### [Exercise requirements]
Show every line from the entries that follow which holds the word "group".

----------

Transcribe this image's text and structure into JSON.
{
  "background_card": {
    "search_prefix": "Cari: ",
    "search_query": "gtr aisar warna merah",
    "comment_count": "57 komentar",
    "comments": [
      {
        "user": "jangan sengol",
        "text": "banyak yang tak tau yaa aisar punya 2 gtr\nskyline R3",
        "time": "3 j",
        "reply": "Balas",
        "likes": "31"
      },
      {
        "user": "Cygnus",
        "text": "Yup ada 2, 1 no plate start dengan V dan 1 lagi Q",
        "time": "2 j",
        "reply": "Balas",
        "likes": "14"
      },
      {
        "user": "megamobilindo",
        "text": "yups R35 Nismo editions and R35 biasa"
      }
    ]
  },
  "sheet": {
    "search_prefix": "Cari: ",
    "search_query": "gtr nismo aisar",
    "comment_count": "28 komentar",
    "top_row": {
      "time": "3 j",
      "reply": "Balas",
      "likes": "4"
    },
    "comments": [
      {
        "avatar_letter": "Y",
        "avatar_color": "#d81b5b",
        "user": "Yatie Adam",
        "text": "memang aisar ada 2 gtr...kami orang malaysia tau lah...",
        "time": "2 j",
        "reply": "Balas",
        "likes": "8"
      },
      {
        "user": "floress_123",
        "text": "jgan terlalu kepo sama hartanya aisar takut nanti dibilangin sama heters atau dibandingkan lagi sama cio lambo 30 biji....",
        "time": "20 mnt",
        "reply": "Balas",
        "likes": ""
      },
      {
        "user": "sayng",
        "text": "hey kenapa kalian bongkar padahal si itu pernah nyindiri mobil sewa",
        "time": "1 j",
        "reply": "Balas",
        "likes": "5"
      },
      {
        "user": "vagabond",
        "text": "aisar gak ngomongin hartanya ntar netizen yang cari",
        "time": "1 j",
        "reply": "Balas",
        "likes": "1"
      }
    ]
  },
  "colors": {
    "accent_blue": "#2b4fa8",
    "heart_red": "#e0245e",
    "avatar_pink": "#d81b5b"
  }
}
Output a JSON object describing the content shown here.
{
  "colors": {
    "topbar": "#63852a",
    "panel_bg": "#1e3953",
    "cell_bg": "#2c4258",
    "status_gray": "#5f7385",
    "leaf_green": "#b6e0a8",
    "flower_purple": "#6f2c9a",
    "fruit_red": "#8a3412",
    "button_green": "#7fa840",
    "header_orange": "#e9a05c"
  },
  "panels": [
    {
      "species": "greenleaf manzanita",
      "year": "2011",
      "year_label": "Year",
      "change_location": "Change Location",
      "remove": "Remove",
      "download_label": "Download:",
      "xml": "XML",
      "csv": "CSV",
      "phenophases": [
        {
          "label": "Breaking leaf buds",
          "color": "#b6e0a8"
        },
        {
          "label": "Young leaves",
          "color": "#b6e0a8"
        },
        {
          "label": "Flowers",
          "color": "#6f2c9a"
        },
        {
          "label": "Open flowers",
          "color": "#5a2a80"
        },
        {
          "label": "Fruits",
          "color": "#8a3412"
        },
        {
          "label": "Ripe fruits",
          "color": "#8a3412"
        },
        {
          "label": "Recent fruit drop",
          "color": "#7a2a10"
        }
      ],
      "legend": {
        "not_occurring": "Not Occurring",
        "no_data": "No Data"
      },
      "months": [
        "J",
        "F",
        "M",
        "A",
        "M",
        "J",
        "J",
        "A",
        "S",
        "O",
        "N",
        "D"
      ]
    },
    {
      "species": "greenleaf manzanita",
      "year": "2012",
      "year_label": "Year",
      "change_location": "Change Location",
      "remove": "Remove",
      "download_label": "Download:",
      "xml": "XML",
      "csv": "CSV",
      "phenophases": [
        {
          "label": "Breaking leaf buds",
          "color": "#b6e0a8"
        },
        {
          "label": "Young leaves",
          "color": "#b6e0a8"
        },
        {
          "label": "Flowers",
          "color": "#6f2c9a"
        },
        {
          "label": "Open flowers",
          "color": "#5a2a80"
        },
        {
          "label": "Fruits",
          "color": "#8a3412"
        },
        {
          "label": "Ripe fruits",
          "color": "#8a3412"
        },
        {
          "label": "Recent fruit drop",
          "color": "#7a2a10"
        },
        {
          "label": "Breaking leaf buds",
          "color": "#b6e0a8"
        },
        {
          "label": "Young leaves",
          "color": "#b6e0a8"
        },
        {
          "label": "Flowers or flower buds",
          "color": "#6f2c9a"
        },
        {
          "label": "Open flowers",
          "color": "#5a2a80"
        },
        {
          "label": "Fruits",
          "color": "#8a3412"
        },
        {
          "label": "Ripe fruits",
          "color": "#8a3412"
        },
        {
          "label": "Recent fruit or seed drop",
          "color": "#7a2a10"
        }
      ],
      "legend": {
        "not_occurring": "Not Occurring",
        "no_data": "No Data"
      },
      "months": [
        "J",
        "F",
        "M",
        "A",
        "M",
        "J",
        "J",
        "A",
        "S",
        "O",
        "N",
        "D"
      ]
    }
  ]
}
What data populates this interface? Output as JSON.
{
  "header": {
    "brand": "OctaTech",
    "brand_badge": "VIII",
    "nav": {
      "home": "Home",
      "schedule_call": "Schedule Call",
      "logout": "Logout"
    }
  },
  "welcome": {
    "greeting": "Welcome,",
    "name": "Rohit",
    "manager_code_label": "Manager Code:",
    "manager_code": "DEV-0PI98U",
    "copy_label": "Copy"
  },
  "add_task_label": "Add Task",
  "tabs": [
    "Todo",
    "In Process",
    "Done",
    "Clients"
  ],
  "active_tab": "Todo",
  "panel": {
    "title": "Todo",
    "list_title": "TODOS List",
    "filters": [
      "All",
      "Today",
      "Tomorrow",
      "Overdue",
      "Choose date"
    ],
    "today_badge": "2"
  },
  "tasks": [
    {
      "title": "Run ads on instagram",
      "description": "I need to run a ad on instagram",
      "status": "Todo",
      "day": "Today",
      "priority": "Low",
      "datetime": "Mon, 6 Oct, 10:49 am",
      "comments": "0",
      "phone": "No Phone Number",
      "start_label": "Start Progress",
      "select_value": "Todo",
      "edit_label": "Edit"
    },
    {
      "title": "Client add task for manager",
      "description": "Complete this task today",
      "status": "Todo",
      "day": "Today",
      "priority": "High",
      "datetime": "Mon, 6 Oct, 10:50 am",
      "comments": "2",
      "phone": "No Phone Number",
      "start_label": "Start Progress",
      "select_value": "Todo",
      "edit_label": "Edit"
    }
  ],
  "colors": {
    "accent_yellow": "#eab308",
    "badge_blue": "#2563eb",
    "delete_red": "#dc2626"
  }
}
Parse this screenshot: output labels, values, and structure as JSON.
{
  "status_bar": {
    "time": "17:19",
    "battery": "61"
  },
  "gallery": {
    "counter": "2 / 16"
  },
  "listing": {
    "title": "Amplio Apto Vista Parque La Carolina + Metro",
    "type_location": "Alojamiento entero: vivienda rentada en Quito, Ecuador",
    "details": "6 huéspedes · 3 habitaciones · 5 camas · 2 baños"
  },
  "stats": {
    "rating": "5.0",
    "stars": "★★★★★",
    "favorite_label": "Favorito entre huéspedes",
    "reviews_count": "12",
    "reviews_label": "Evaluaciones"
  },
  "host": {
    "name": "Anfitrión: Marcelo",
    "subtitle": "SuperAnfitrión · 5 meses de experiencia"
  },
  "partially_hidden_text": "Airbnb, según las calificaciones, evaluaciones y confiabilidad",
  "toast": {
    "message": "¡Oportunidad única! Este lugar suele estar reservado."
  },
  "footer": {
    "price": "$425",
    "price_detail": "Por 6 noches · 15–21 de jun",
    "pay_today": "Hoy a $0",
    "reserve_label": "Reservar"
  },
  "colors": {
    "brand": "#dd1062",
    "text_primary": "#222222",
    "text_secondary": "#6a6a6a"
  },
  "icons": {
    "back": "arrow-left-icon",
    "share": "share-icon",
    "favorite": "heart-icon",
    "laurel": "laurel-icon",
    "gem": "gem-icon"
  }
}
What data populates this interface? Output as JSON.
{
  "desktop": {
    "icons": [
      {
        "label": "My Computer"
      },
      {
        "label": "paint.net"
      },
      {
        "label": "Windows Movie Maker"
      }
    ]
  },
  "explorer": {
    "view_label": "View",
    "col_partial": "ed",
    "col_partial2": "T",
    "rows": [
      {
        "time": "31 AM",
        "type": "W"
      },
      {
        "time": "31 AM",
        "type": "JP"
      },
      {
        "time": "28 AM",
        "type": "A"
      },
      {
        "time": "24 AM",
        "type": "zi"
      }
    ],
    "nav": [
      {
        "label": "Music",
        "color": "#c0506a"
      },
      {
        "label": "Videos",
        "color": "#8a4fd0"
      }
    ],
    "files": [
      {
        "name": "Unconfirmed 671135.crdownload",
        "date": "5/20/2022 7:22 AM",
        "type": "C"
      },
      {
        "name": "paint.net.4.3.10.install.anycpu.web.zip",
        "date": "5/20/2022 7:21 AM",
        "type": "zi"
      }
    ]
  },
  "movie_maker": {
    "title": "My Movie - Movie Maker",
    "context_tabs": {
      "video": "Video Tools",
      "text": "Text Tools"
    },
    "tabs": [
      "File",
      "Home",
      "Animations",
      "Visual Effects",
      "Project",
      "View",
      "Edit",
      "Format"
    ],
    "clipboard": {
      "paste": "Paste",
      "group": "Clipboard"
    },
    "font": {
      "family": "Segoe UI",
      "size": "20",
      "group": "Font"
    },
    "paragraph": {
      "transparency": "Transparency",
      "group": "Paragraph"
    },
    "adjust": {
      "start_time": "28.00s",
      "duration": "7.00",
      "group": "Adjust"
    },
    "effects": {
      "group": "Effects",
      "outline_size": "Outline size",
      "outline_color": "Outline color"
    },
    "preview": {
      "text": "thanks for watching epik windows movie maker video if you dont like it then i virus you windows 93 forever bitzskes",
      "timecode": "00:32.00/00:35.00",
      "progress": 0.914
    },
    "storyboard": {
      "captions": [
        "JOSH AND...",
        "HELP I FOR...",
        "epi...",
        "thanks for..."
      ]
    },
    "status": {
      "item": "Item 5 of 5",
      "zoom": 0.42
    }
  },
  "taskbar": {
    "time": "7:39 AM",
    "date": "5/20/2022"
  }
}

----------

### [Exercise response]
      "group": "Clipboard"
      "group": "Font"
      "group": "Paragraph"
      "group": "Adjust"
      "group": "Effects",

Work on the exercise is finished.